There are many myths and misconceptions around Autism Spectrum Disorder (ASD). Here, we shed some light on three of the most well-known.
Slowly but surely, awareness of autism spectrum disorder (ASD) is growing across the world. Around 1 in 200 Aussies have autism (ABS, 2012), and boys are four times more likely to have autism than girls.
Autism is a complex lifelong condition, but it’s gradually becoming better understood by both medical researchers and the general public alike. It affects the way someone interacts with the world around them, as well as with other people. As ASD can be very variable, the word ‘spectrum’ describes the range of difficulties that someone with autism may experience.
There are still many myths and misconceptions surrounding autism, most of which stem from times when ASD was poorly understood. Let’s take a look at a few of these, and then dispel them with solid, scientific knowledge!
Perhaps the most prevalent myth of all, but one that has been consistently debunked time and time again. The Australian Government’s Department of Health state that there is no evidence that thiomersal, a preservative used to prevent bacterial and fungal contamination, can cause any health problems including autism.
What’s more, since 2000, Australia’s National Immunisation Program does not even include thiomersal in its vaccines, as they are made in sealed vials, negating the need for a preservative.
It was once theorised that the MMR jab (measles, mumps and rubella) could specifically cause autism, catching the attention of the international press.

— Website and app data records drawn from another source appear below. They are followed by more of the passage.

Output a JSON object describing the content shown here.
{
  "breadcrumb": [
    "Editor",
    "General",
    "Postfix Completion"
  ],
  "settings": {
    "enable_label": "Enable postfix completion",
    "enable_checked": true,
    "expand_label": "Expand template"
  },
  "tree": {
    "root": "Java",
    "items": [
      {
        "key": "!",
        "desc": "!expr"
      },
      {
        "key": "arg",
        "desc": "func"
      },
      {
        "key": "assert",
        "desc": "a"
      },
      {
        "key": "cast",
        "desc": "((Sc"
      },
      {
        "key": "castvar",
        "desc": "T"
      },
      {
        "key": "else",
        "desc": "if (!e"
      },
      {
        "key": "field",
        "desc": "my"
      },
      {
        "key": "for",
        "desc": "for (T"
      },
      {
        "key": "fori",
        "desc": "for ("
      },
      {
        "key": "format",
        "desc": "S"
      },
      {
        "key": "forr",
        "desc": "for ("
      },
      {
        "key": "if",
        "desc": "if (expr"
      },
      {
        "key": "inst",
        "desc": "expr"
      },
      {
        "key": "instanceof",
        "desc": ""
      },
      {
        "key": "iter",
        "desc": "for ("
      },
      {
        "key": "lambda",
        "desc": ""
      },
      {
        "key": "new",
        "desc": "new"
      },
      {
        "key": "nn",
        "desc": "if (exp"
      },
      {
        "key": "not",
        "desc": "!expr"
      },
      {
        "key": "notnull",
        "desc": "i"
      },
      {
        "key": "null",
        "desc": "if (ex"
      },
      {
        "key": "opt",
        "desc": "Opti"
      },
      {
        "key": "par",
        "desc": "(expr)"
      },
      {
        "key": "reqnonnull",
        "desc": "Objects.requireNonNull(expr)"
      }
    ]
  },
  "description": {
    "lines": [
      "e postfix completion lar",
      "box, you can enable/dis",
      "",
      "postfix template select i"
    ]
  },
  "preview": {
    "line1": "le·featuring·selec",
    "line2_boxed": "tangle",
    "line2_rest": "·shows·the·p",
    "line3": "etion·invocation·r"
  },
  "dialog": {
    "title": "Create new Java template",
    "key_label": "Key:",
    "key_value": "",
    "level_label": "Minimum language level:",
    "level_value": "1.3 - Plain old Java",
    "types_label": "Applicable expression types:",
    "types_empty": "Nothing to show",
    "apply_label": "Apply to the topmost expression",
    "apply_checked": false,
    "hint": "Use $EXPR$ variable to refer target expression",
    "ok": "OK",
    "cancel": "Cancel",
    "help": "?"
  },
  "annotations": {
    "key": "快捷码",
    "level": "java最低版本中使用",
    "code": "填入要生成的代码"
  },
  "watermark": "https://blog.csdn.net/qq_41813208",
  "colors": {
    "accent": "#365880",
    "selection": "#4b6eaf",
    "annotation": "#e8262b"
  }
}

However, that theory was quickly proven to be inaccurate and the data fraudulent, and all studies since have completely dismissed the idea.
If you look at the figures quoted by the ABS that the number of people with autism has increased by 79% from 2009 to 2012, you may believe this myth has an element of truth to it. It is true that there has been an increase in the number of people diagnosed with autism, but that does not mean that there is an autism epidemic.
An explanation on why it may appear as though autism is on the rise is because there have been notable advances made around how autism is diagnosed. These advances mean that we are now able to identify autism much more easily than we were previously, and recognise subtle signs of autism at a much earlier age.
In the past, it was sometimes thought that many people who had autism were introverted or shy. An article in Raising Children states that people who may have been undiagnosed a decade ago may well have been today.
These days, we can better understand how autism affects people differently and the spectrum which it covers. Diagnoses which were previously separate from one another are now being covered under the one name, ASD, also making it appear as though there has been a more dramatic increase.
This is perhaps one of the most absurd of the autism myths, and its origins are completely baseless. People with autism can feel and experience a huge range of emotions including love and affection, and they can sometimes be even more pronounced than usual.
However, this misconception perhaps abounds because people with ASD may find it particularly difficult to express these emotions, or communicate freely about what they are feeling. Often, people with autism can and do display emotions, but they do so as and when they feel comfortable.